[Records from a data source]
☆ ☆ ☆

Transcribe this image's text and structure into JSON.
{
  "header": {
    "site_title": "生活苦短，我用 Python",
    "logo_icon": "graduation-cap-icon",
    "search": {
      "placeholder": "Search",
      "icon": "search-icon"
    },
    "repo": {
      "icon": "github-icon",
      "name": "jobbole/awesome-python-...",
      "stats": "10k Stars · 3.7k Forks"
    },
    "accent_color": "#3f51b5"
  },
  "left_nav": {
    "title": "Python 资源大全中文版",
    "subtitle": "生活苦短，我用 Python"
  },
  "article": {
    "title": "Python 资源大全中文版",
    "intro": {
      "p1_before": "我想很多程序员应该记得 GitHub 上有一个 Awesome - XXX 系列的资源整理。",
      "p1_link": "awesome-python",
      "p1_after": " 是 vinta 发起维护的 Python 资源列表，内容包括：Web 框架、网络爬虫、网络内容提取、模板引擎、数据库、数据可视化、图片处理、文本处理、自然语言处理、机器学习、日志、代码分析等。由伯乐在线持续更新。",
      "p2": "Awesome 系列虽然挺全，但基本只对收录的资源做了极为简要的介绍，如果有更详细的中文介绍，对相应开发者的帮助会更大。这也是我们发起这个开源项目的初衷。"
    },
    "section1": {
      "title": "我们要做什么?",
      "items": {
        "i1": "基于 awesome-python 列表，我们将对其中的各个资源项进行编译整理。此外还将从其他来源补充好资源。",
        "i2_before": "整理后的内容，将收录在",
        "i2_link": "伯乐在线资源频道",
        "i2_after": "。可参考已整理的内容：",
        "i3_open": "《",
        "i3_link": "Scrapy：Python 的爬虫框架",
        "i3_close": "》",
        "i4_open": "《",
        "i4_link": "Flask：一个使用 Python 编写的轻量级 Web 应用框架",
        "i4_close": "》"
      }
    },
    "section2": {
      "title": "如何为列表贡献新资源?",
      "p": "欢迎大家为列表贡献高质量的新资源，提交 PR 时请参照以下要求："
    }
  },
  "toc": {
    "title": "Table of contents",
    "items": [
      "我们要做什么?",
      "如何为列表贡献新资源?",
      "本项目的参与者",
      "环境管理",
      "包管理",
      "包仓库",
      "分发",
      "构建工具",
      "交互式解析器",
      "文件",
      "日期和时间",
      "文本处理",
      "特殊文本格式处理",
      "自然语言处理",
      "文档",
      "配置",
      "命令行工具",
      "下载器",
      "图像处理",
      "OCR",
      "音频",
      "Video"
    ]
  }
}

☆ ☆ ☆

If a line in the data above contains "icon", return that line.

    "logo_icon": "graduation-cap-icon",
      "icon": "search-icon"
      "icon": "github-icon",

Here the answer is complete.